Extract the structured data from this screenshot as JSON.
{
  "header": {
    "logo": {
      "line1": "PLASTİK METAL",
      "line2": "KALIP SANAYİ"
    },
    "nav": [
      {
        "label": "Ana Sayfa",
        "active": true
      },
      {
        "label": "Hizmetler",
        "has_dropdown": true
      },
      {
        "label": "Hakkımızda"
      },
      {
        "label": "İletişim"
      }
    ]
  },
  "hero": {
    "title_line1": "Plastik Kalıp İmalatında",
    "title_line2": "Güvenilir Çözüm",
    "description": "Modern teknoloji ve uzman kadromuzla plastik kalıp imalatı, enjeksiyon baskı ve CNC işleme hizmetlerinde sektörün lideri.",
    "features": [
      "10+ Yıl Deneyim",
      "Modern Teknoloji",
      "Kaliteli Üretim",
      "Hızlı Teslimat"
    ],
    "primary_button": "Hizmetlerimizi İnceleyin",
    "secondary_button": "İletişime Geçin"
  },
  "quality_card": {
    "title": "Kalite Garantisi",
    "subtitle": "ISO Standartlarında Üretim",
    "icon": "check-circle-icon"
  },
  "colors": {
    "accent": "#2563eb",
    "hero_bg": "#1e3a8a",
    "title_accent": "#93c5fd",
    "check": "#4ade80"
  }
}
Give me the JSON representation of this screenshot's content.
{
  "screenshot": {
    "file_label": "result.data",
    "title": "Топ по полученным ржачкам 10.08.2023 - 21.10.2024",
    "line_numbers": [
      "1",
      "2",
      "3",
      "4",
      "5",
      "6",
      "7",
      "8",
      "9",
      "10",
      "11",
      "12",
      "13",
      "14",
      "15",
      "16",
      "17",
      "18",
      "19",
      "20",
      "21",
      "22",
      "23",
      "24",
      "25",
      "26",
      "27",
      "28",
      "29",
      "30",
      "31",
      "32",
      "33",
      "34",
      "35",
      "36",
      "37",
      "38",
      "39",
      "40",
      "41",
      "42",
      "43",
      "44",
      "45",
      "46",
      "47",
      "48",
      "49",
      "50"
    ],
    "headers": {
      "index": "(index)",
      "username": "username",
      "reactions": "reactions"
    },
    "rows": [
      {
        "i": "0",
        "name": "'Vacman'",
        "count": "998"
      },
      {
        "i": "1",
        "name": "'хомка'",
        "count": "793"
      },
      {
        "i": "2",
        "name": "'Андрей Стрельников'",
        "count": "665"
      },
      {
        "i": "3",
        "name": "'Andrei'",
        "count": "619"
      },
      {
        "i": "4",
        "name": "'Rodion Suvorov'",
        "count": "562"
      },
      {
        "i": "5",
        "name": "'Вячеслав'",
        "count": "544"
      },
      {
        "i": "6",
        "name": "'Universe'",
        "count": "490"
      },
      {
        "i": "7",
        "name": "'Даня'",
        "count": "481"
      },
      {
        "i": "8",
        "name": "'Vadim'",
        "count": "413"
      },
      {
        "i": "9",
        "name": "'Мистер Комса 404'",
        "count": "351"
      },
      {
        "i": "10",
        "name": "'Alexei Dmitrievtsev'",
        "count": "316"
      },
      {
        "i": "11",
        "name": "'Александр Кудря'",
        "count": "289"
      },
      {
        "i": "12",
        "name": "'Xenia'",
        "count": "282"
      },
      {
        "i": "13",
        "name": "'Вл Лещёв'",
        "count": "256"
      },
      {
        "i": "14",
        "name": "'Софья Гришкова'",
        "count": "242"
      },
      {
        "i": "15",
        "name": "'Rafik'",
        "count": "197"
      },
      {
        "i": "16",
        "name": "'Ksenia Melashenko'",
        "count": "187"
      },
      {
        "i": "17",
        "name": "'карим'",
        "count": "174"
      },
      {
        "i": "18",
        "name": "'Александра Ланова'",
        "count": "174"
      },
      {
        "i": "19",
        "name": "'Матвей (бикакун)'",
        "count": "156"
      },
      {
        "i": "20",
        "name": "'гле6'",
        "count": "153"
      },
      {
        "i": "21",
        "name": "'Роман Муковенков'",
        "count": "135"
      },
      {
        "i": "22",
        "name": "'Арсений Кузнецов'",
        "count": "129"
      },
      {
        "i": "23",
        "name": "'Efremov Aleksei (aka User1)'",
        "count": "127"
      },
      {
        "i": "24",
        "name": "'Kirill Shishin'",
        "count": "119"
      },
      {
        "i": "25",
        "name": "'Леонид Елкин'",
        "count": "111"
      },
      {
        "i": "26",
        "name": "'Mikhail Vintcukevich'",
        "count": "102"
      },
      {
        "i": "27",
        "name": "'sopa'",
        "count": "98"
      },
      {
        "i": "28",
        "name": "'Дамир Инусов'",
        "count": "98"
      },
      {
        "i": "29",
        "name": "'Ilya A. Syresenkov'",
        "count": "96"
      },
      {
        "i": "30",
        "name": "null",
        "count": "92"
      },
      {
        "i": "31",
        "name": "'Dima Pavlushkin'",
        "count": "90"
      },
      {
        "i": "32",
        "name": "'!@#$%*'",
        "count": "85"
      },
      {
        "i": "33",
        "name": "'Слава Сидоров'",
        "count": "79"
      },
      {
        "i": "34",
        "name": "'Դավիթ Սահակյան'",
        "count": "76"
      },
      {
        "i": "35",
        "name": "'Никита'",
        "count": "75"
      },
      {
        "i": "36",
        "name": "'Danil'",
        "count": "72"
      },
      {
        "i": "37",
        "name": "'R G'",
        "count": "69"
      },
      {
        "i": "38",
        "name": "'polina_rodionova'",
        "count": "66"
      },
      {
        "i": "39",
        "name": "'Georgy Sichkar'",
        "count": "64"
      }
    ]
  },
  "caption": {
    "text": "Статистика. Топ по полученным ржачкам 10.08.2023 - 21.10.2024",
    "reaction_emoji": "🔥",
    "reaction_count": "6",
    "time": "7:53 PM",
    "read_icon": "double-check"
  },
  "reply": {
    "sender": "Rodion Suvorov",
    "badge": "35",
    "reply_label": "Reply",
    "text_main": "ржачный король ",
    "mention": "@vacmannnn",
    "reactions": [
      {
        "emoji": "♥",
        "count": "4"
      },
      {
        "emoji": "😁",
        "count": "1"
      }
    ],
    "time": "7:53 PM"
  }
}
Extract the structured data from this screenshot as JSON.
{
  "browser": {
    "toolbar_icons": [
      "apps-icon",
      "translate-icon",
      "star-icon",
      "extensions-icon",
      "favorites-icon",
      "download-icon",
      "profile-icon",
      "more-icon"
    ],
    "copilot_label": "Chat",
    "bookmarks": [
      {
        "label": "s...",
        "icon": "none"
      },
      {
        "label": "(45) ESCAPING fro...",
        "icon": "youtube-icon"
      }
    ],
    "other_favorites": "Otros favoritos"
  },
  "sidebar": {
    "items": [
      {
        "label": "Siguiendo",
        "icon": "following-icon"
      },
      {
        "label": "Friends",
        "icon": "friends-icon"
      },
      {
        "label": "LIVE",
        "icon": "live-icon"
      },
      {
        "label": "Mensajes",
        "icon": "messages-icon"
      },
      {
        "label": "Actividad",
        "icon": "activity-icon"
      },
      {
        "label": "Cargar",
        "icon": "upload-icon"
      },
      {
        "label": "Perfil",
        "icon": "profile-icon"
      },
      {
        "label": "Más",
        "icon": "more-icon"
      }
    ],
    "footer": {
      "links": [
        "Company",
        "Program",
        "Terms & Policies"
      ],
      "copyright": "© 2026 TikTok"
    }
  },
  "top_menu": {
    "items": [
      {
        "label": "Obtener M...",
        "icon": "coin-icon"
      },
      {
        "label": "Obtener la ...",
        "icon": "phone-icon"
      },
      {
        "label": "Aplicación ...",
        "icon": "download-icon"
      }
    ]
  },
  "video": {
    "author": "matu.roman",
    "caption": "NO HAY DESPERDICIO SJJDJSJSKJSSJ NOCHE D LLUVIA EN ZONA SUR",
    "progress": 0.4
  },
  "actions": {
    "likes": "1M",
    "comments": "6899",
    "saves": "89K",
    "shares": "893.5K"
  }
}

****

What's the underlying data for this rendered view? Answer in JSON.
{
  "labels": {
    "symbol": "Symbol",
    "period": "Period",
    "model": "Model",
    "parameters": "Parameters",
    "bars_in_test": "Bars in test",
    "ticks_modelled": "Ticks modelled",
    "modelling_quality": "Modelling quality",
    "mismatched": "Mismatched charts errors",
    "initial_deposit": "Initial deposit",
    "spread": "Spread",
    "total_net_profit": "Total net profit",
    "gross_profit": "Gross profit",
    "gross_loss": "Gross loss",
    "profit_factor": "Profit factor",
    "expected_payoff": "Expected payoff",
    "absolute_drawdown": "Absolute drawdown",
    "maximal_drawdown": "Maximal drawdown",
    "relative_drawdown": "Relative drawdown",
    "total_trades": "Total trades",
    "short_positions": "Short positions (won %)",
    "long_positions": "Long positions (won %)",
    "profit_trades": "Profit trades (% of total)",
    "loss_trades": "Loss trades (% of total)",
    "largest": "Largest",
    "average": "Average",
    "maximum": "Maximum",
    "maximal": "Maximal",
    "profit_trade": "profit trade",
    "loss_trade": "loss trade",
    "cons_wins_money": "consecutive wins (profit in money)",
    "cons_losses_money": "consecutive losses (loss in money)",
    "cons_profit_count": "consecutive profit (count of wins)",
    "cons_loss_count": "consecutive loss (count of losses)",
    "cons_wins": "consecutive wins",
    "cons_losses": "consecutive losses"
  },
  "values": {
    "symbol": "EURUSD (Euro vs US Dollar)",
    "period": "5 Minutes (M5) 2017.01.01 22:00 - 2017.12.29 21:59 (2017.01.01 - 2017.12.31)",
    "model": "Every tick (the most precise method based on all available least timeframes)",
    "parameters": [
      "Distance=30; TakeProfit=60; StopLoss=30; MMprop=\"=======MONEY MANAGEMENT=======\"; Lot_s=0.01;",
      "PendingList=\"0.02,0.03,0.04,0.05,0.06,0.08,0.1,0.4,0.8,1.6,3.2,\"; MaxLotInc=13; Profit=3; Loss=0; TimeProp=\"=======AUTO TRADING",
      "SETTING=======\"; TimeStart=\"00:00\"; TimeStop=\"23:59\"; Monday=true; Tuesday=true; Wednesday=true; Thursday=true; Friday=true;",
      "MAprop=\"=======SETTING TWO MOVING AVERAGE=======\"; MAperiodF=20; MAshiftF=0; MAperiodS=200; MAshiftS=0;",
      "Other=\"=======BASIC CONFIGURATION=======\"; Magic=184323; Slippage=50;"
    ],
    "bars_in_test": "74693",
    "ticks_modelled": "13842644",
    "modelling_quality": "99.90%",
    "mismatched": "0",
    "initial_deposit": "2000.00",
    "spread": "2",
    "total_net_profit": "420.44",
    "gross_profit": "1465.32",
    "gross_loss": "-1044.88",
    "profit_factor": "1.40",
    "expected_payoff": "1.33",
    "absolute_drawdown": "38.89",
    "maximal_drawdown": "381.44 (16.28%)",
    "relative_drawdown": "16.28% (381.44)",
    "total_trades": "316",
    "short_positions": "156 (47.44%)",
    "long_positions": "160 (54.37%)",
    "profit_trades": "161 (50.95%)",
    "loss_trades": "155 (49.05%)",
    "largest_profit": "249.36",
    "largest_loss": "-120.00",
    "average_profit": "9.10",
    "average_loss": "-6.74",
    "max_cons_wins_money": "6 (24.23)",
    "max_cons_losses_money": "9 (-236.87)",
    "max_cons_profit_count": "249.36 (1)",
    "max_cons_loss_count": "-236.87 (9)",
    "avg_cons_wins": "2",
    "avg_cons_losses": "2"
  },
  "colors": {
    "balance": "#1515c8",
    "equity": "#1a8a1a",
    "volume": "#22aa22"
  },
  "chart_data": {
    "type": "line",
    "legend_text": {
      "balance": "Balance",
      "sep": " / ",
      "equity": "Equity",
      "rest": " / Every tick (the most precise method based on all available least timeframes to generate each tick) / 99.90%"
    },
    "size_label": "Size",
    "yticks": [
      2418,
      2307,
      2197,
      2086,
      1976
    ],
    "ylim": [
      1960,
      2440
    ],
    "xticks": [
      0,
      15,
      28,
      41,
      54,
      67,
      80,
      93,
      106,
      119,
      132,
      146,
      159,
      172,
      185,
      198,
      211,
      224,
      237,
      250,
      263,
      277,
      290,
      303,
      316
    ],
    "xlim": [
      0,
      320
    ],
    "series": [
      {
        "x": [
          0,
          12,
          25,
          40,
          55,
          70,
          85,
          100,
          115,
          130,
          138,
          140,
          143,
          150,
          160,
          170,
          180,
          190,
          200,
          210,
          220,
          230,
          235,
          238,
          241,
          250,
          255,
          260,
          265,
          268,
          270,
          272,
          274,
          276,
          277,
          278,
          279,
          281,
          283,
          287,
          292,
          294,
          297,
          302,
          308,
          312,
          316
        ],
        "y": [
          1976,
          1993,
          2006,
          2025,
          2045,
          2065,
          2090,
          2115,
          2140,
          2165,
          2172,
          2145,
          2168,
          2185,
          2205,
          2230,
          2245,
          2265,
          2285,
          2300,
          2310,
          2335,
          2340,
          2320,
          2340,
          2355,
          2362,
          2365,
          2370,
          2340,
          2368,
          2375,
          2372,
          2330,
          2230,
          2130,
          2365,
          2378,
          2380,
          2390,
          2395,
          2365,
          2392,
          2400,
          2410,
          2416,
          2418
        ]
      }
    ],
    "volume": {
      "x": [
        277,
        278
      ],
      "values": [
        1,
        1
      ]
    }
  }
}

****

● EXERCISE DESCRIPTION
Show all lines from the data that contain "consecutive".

● RESULT
    "cons_wins_money": "consecutive wins (profit in money)",
    "cons_losses_money": "consecutive losses (loss in money)",
    "cons_profit_count": "consecutive profit (count of wins)",
    "cons_loss_count": "consecutive loss (count of losses)",
    "cons_wins": "consecutive wins",
    "cons_losses": "consecutive losses"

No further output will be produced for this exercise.